"Quagmire" combines good characterization with a simple yet bent plot, we get a story that ranks in the top of the third season of The X-Files.
Mulder drags the very reluctant Scully and her dog, Queequeg, into yet another hare-brained monster-of-the-week story that had all the groan potential of The Invisible Man. People near Huevelman's Lake in the Blue Ridge Mountain section of Georgia are disappearing under circumstances that revive long-simmering rumors of a prehistoric monster living in the remote lake.
The now-famous Conversation on the Rock opened up more of Fox Mulder than any episode this season. Gillian Anderson was given plenty of material to work with in showing Scully the Materialist broken by the death of her dog. In fact, Scully's grief for Queequeg exceeds the grief she has been allowed to show previously for her partner, her father, and her sister. David Duchovny did a wonderful job of dropping Mulder's boyish mask, allowing him to acknowledge his own fear and vulnerability. In his "peg-leg" speech, Mulder admits to a painfully clear understanding not only of his own obsessive behavior but of how it has warped his life. The only flaw in this otherwise wonderfully fresh look at the partnership was Mulder's hard- hearted reaction to Queequeg's death, as if he is not just unwilling but incapable of relating to Scully's heartache.
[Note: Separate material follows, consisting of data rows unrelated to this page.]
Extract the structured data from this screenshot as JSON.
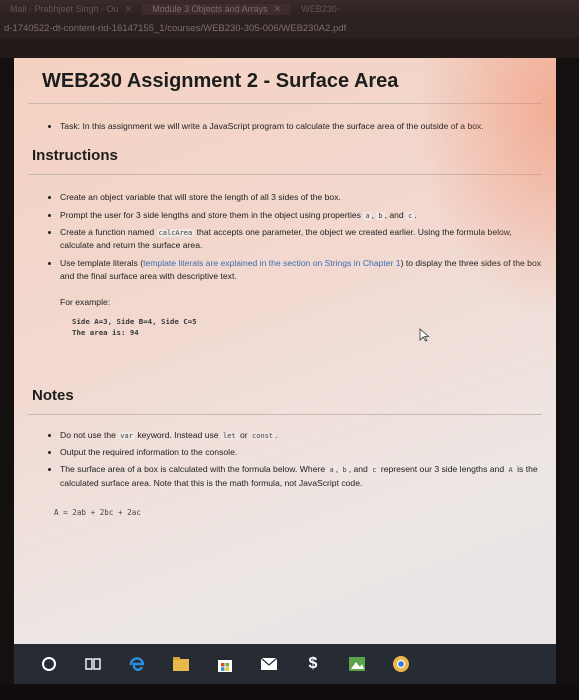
{
  "browser": {
    "tabs": [
      {
        "label": "Mail - Prabhjeet Singh - Ou"
      },
      {
        "label": "Module 3 Objects and Arrays"
      },
      {
        "label": "WEB230-"
      }
    ],
    "url": "d-1740522-dt-content-rid-16147155_1/courses/WEB230-305-006/WEB230A2.pdf"
  },
  "doc": {
    "title": "WEB230 Assignment 2 - Surface Area",
    "task": "Task: In this assignment we will write a JavaScript program to calculate the surface area of the outside of a box.",
    "instructions_heading": "Instructions",
    "instructions": {
      "i1": "Create an object variable that will store the length of all 3 sides of the box.",
      "i2_pre": "Prompt the user for 3 side lengths and store them in the object using properties",
      "i2_a": "a",
      "i2_b": "b",
      "i2_and": ", and",
      "i2_c": "c",
      "i3_pre": "Create a function named",
      "i3_code": "calcArea",
      "i3_post": "that accepts one parameter, the object we created earlier. Using the formula below, calculate and return the surface area.",
      "i4_pre": "Use template literals (",
      "i4_link": "template literals are explained in the section on Strings in Chapter 1",
      "i4_post": ") to display the three sides of the box and the final surface area with descriptive text."
    },
    "example_label": "For example:",
    "example_line1": "Side A=3, Side B=4, Side C=5",
    "example_line2": "The area is: 94",
    "notes_heading": "Notes",
    "notes": {
      "n1_pre": "Do not use the",
      "n1_var": "var",
      "n1_mid": "keyword. Instead use",
      "n1_let": "let",
      "n1_or": "or",
      "n1_const": "const",
      "n2": "Output the required information to the console.",
      "n3_pre": "The surface area of a box is calculated with the formula below. Where",
      "n3_a": "a",
      "n3_b": "b",
      "n3_and": ", and",
      "n3_c": "c",
      "n3_mid": "represent our 3 side lengths and",
      "n3_A": "A",
      "n3_post": "is the calculated surface area. Note that this is the math formula, not JavaScript code."
    },
    "formula": "A = 2ab + 2bc + 2ac"
  },
  "taskbar": {
    "icons": [
      "cortana-icon",
      "task-view-icon",
      "edge-icon",
      "file-explorer-icon",
      "store-icon",
      "mail-icon",
      "dollar-icon",
      "image-app-icon",
      "chrome-icon"
    ]
  }
}
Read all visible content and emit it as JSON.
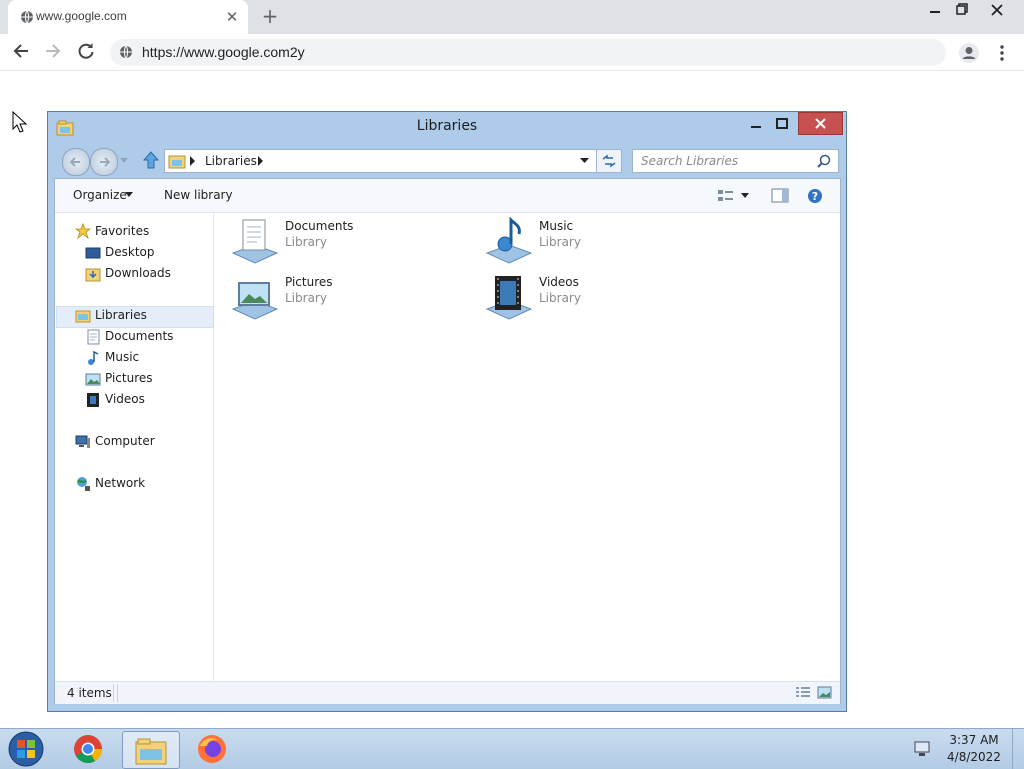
{
  "browser": {
    "tab_title": "www.google.com",
    "url": "https://www.google.com2y",
    "new_tab_label": "+",
    "close_tab_label": "✕"
  },
  "explorer": {
    "title": "Libraries",
    "address_segment": "Libraries",
    "search_placeholder": "Search Libraries",
    "toolbar": {
      "organize": "Organize",
      "new_library": "New library"
    },
    "nav": {
      "favorites": "Favorites",
      "favorites_items": [
        "Desktop",
        "Downloads"
      ],
      "libraries": "Libraries",
      "libraries_items": [
        "Documents",
        "Music",
        "Pictures",
        "Videos"
      ],
      "computer": "Computer",
      "network": "Network"
    },
    "libraries": [
      {
        "name": "Documents",
        "type": "Library"
      },
      {
        "name": "Music",
        "type": "Library"
      },
      {
        "name": "Pictures",
        "type": "Library"
      },
      {
        "name": "Videos",
        "type": "Library"
      }
    ],
    "status": "4 items"
  },
  "taskbar": {
    "time": "3:37 AM",
    "date": "4/8/2022"
  },
  "colors": {
    "explorer_frame": "#aecbea",
    "close_button": "#c75050",
    "selection": "#e5eef8"
  }
}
This is out of character for the normally sensitive Mulder. And as an animal lover, I didn't care for his lack of consoling his partner and friend in her time of grief. I also didn't like how quickly Scully herself seems to get over her dog's untimely death. If they had at least faded to black with Mulder comforting her as they sit quietly in her room, then we could have picked up the story the following night or maybe even two nights later. At least let some time pass. A little more respect for Queequeg is all I ask.
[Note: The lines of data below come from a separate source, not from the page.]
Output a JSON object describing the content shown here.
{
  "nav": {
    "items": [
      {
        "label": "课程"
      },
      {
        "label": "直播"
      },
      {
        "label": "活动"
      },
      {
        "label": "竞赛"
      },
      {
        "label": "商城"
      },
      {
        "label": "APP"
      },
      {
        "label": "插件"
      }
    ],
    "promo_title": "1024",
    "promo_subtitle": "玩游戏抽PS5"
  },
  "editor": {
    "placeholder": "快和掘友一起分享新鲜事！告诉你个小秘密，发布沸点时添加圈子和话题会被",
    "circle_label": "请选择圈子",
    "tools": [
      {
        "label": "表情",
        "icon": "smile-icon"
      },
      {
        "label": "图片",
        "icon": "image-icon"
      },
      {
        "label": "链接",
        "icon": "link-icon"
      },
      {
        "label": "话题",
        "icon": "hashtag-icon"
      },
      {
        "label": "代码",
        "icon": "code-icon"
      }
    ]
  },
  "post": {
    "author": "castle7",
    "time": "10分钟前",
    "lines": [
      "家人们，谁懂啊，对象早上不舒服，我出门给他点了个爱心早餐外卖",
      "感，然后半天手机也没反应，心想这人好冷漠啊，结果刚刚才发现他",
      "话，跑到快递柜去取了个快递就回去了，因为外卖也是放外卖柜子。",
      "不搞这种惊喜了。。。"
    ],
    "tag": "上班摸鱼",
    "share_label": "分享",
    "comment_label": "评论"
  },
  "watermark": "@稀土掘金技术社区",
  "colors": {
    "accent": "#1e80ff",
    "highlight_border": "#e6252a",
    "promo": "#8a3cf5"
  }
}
This is a story about survival: not just the survival of Rana sphenocephalus, or Big Blue, or even our own species. It is a look at what it takes to be a survivor. The answer is surprising, as it rejects the archetypal mold of the hero as lone gunman, standing up single-handed to adversity and overcoming it. That frontier hero mold must give way in these latter days to the urban hero who knows how to cooperate and who knows how to forge alliances. Mulder not only admits he is lost, but asks for directions (a new heroic paradigm indeed). A Boy Scout leader who strays from the group ends up as a floating corpse. When Ansel Bray goes off to photograph Big Blue alone, he gets gobbled up. The message here is clearly that the loner is doomed, and the only safety is in community, union, partnership. In other words, without Scully, Mulder would end up just like Ansel. She is his rock, symbolized by the mysterious, and seemingly out of nowhere, rock in the middle of the lake.
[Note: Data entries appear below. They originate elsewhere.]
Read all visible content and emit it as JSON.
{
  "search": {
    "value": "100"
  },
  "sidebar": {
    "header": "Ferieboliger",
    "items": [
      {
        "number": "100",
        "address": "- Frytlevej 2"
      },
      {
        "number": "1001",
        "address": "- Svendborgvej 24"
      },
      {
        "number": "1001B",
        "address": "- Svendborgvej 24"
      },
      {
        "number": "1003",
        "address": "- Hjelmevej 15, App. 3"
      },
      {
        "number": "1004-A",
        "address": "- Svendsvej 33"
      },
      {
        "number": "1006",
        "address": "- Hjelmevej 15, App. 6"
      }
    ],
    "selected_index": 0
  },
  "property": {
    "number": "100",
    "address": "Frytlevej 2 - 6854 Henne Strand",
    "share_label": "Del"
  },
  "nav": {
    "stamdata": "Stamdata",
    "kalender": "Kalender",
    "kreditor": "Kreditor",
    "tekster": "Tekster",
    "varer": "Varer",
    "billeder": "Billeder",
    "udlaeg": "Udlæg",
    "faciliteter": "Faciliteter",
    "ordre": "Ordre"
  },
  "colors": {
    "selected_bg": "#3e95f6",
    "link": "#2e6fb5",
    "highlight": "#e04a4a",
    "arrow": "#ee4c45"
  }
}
The real punch line of "Quagmire" is that Mulder, in fact, finds and kills a survivor from the Age of Reptiles. We forget, in our search for the more dramatic and less familiar T. Rexes and Nessies, that their cousins are still here, still surviving, and still hungry. The alligator he shoots is no less a lake-dwelling monster than a plesiosaur would have been. And I will confess that the alligator came totally out of nowhere, for me. It's beautiful. The giant alligator supports Scully's materialistic worldview, yet does not destroy Mulder's own vision of his Questing Beast, his symbol of hope that there is more to the world than appears on the surface. Although all that was sort of ruined by the the final shot of Big Blue breaking the surface. Which I wish they hadn't done. But all in all this quirky X-File, with its ruggedly beautiful setting, clever twist, and strong characters earns it high marks from me.